There is a push that needs to be spearheaded for the advancements in treatment and specialized care facilities. Further research into extended support for both caregiver and patient with access to support groups and counseling are needed in order to effectively combat the many facets of Alzheimer’s disease; with no cure and little treatment available, there is no better time than now to initiate such a program. The voices of those who have cared for their loved ones would be a great place to start in developing programs that would benefit both patient and caregiver. Alzheimer’s affects an entire family; the trials are non-discriminatory and consume not only the patient but the caregiver’s family and friends.
Although this topic may not affect everyone, this is one that is something that I think about often as my own parents age. My grandmother was in her late seventies when she passed away from complications stemming from colon cancer and even though it is those complications that were ultimately her cause of death, she also suffered with dementia as did her mother as well as a few of her siblings. Currently my mother hasn’t reached her seventies, but she is getting closer with each passing year, I fear that sometime in the next decade this research paper just may be an outline to my life. The idea of awareness isn’t enough for me, I want to see real changes in the services and education available to caregiver’s and other family members who are so lovingly dedicating every spare moment of their lives to caring for a loved one who may not realize the sacrifices.
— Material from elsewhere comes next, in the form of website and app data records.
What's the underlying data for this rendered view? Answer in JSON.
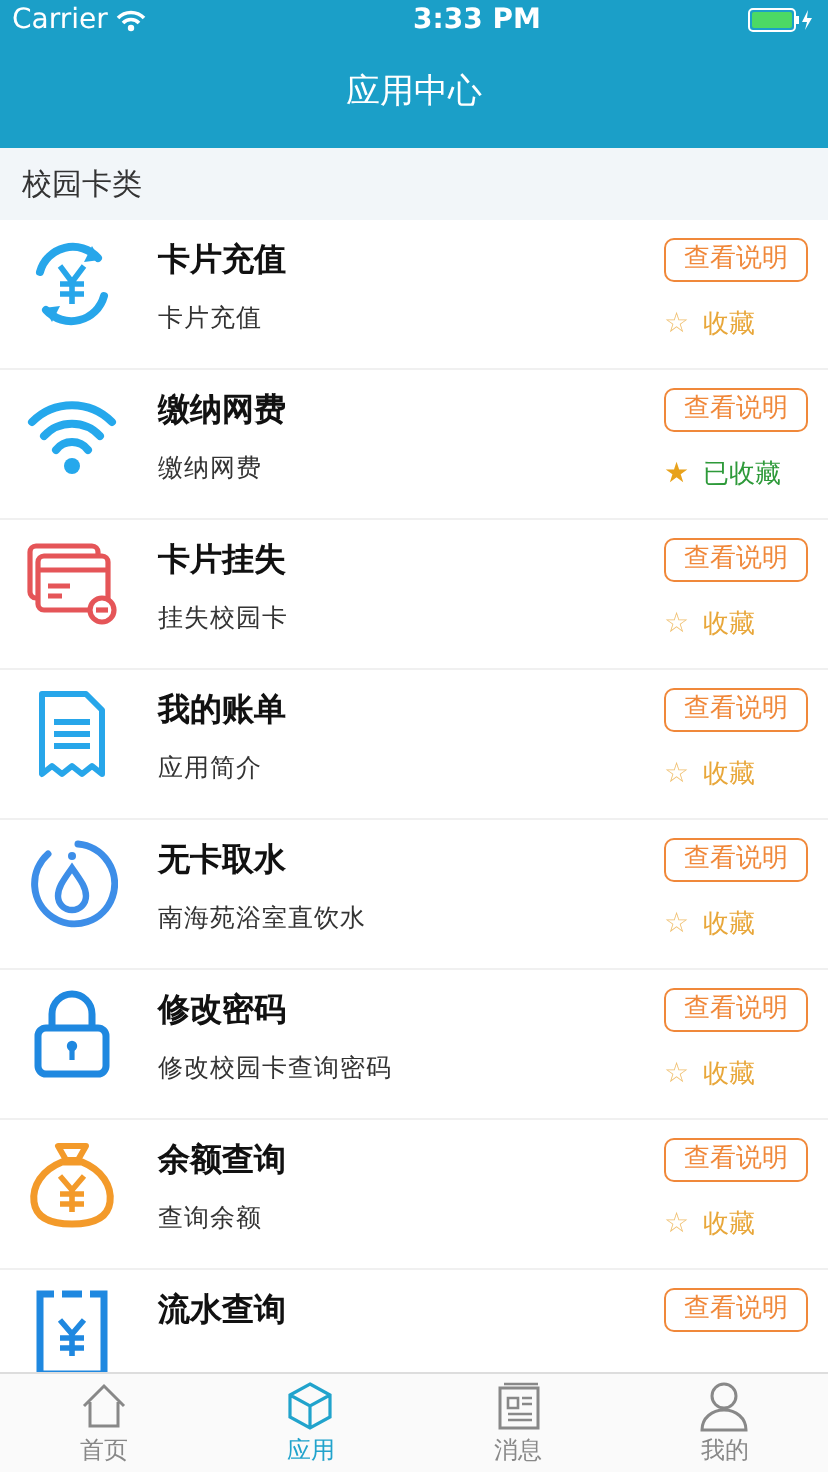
{
  "status_bar": {
    "carrier": "Carrier",
    "time": "3:33 PM"
  },
  "nav_bar": {
    "title": "应用中心"
  },
  "section": {
    "title": "校园卡类"
  },
  "apps": [
    {
      "kind": "recharge",
      "title": "卡片充值",
      "subtitle": "卡片充值",
      "button": "查看说明",
      "favorite": {
        "label": "收藏",
        "star": "☆",
        "favorited": false
      }
    },
    {
      "kind": "wifi",
      "title": "缴纳网费",
      "subtitle": "缴纳网费",
      "button": "查看说明",
      "favorite": {
        "label": "已收藏",
        "star": "★",
        "favorited": true
      }
    },
    {
      "kind": "card",
      "title": "卡片挂失",
      "subtitle": "挂失校园卡",
      "button": "查看说明",
      "favorite": {
        "label": "收藏",
        "star": "☆",
        "favorited": false
      }
    },
    {
      "kind": "bill",
      "title": "我的账单",
      "subtitle": "应用简介",
      "button": "查看说明",
      "favorite": {
        "label": "收藏",
        "star": "☆",
        "favorited": false
      }
    },
    {
      "kind": "water",
      "title": "无卡取水",
      "subtitle": "南海苑浴室直饮水",
      "button": "查看说明",
      "favorite": {
        "label": "收藏",
        "star": "☆",
        "favorited": false
      }
    },
    {
      "kind": "lock",
      "title": "修改密码",
      "subtitle": "修改校园卡查询密码",
      "button": "查看说明",
      "favorite": {
        "label": "收藏",
        "star": "☆",
        "favorited": false
      }
    },
    {
      "kind": "balance",
      "title": "余额查询",
      "subtitle": "查询余额",
      "button": "查看说明",
      "favorite": {
        "label": "收藏",
        "star": "☆",
        "favorited": false
      }
    },
    {
      "kind": "statement",
      "title": "流水查询",
      "button": "查看说明"
    }
  ],
  "tab_bar": [
    {
      "kind": "home",
      "label": "首页",
      "selected": false
    },
    {
      "kind": "apps",
      "label": "应用",
      "selected": true
    },
    {
      "kind": "messages",
      "label": "消息",
      "selected": false
    },
    {
      "kind": "profile",
      "label": "我的",
      "selected": false
    }
  ]
}
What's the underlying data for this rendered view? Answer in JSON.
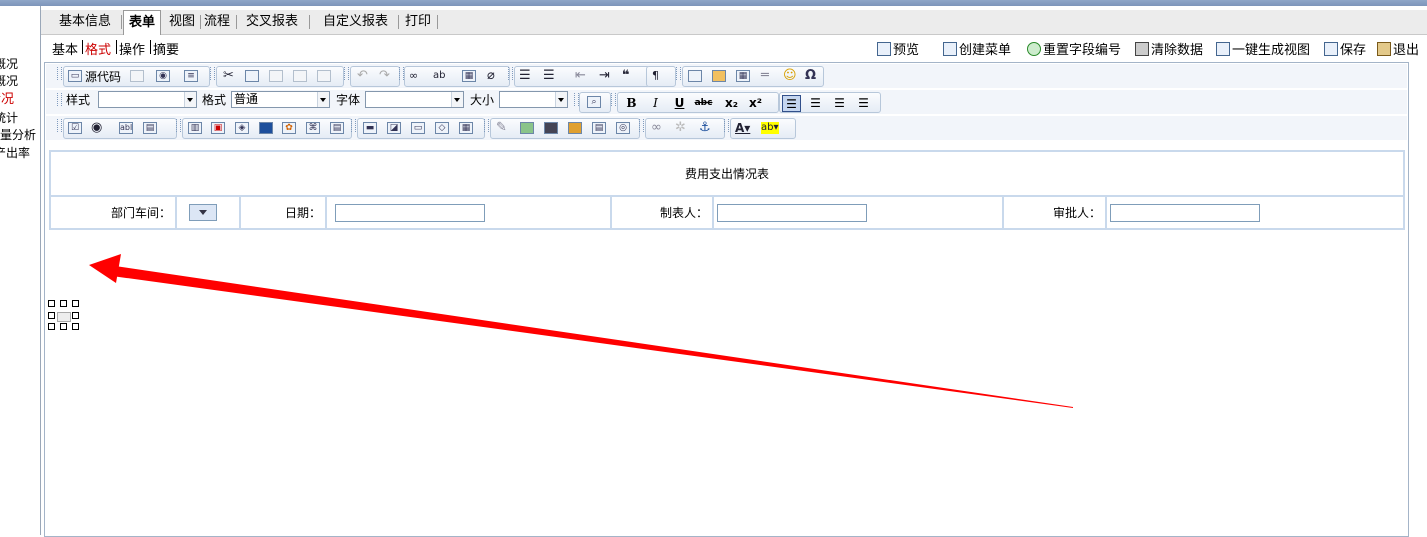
{
  "left_nav": {
    "items": [
      {
        "label": "概况",
        "color": "#000000"
      },
      {
        "label": "概况",
        "color": "#000000"
      },
      {
        "label": "情况",
        "color": "#cc0000"
      },
      {
        "label": "统计",
        "color": "#000000"
      },
      {
        "label": "含量分析",
        "color": "#000000"
      },
      {
        "label": "产出率",
        "color": "#000000"
      }
    ]
  },
  "tabs": [
    "基本信息",
    "表单",
    "视图",
    "流程",
    "交叉报表",
    "自定义报表",
    "打印"
  ],
  "active_tab": "表单",
  "sub_tabs": [
    "基本",
    "格式",
    "操作",
    "摘要"
  ],
  "active_sub_tab": "格式",
  "actions": [
    "预览",
    "创建菜单",
    "重置字段编号",
    "清除数据",
    "一键生成视图",
    "保存",
    "退出"
  ],
  "toolbar": {
    "source_label": "源代码",
    "style_label": "样式",
    "format_label": "格式",
    "format_value": "普通",
    "font_label": "字体",
    "size_label": "大小",
    "style_value": "",
    "font_value": "",
    "size_value": ""
  },
  "form": {
    "title": "费用支出情况表",
    "dept_label": "部门车间：",
    "date_label": "日期：",
    "maker_label": "制表人：",
    "approver_label": "审批人："
  },
  "colors": {
    "accent_red": "#ff0000",
    "border_blue": "#c9d9ec",
    "tab_bg": "#ececec"
  }
}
Free home care, like our national freedom, isn’t really free at all; the cost of free home care is greater than many will ever know.